Last night my son and his baseball buddies played their first game of 8U coach pitch. It is a new season, a new league, and a new set of rules. They can steal bases, which is great offensively but also requires more strategic understanding defensively. They have more to be aware of in the field, and when on the offensive side, their success lies in keeping their eyes and ears locked in to their base coaches, not what is happening in the field, in the dugout, or the stands.
The top half of the first inning was brutal. The other team was batting (and boy could they bat!) and our boys seemed jittery and confused by the new level of play. The parents (myself included) seemed to settle back in preparation for a tough game and a new season with a significant learning curve.
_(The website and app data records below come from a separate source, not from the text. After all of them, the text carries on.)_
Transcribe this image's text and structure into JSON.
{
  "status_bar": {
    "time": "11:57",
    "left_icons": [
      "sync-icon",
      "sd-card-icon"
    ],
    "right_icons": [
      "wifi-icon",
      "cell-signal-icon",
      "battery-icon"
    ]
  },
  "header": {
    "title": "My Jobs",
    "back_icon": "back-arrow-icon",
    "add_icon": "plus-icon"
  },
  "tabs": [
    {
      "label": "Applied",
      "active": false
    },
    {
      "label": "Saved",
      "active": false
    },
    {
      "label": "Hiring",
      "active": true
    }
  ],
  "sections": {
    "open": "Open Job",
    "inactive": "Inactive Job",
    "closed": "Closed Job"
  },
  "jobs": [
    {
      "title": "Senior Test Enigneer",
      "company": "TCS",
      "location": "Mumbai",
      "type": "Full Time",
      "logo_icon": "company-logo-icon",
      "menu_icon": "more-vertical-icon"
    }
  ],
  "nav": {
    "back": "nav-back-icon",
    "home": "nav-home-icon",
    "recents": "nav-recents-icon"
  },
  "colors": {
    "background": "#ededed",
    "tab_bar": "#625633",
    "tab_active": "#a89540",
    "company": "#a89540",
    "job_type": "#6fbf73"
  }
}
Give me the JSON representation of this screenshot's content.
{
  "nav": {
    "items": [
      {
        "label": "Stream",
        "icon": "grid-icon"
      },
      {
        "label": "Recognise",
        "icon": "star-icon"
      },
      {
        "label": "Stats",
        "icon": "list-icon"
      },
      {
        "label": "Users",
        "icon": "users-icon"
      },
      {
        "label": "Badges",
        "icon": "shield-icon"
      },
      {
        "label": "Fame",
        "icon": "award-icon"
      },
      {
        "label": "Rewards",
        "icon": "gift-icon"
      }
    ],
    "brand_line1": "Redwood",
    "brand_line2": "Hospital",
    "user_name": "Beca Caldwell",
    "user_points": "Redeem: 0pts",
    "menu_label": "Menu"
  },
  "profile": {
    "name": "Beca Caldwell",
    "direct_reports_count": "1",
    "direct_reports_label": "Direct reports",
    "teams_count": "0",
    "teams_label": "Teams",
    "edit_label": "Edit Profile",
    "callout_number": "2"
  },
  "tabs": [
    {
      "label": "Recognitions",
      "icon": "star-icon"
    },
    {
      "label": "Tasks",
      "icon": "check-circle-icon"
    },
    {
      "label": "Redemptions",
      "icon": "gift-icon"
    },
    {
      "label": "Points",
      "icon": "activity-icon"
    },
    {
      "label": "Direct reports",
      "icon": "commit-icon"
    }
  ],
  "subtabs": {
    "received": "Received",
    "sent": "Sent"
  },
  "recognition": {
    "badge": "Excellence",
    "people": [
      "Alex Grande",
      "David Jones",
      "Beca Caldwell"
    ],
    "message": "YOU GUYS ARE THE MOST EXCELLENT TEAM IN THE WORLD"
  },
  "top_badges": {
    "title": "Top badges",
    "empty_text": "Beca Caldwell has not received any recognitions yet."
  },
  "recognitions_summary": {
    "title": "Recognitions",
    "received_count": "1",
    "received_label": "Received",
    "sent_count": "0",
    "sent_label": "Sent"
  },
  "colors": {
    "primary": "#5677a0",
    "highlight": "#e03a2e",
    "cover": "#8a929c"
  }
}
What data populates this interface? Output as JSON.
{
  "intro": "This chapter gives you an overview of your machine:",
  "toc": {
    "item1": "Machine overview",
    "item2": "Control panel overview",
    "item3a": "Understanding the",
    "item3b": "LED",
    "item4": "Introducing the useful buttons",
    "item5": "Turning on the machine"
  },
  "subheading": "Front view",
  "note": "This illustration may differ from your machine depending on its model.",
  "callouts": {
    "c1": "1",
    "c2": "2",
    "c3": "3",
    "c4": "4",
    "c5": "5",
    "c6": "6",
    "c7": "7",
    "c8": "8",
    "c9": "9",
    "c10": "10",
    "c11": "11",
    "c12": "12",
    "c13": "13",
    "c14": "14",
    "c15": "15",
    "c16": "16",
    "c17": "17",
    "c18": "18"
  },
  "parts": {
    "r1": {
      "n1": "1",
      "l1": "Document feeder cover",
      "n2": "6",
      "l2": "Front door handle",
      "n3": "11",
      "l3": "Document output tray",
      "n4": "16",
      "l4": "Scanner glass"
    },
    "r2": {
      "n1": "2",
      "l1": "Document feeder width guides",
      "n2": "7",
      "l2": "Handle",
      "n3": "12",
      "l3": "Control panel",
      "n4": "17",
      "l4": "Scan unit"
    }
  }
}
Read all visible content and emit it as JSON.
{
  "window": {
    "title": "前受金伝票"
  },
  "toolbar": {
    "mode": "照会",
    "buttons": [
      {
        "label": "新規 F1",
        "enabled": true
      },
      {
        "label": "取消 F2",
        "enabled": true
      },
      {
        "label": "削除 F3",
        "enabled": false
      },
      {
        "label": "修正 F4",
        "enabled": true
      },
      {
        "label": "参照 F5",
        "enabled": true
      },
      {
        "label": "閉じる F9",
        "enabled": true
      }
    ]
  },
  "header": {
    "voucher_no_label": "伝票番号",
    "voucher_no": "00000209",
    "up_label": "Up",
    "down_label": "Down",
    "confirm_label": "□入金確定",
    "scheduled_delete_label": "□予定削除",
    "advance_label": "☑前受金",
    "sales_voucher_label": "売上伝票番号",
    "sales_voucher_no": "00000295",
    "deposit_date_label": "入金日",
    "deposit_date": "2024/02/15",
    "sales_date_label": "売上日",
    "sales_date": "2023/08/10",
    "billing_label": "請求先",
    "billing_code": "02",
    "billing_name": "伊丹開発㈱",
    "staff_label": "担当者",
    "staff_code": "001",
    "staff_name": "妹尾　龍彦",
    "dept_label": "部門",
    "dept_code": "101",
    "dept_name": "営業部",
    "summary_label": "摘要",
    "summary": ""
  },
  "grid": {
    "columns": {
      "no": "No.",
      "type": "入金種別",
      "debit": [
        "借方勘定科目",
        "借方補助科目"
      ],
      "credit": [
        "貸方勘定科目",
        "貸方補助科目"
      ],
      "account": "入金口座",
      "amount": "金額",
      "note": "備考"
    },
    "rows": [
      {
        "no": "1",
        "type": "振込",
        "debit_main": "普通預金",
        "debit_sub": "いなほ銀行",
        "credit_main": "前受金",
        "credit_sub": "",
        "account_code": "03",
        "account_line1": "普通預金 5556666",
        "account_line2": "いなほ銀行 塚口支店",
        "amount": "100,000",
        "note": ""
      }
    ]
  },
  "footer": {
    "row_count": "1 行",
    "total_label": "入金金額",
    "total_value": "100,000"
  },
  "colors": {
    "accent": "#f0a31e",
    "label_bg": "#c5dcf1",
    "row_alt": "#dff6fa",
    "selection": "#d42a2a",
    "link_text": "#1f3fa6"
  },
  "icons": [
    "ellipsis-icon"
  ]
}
But then the boys seemed to take a deep breath, look around, make eye contact with the coaches and started to play the "new" game. Not without mistakes, but with new resolve. In the span of one inning, they seemed to understand that what made them successful in the last season was not the same thing that would make them successful in this season. They had to depend on their coaches and each other to make the adjustments needed to stay in the game.
They came from behind and won. It didn't take them an entire season to figure it out. They didn't dig in their heels and demand to play by the old season's rules. They realized they could be contenders if, and only if, they were willing to keep learning the game.
American philosopher Eric Hoffer once said, "In times of change, learners inherit the earth while the learned find themselves beautifully prepared for a world that no longer exists."
To be a continuous learner requires humility. We don't grow beyond our willingness to be taught, stretched, and challenged. Cockiness says, "I know it already!" but humility is that chord in us that admits, "The more I know, the more I realize I don't know."
A new season is upon us as believers. It is a new game, in a new league, with new rules. The field of play is different. Like the boys locked eyes with their coaches for direction, will we lock eyes with Jesus for our direction? Will we spend this season white-knuckling the strategic ways of last season, and thereby miss what God has for us here, or will we open ourselves to the new revelations God is sending forth for our success in this season?
Behold, the former things have come to pass, and new things I declare; before they spring forth I tell you of them! (Isaiah 42:9)
Resistance is futile. But thriving isn't. Embracing the new means we recognize we don't yet know what we don't know, but that the Lord is faithful to supply us with the supernatural wisdom we each need to successfully navigate the new times. As we follow His lead, we will increasingly find ourselves set apart and positioned as people thriving in the midst of unusual times, and therefore establish new and wider platforms to share the truth, love, and salvation of Jesus to a confused world.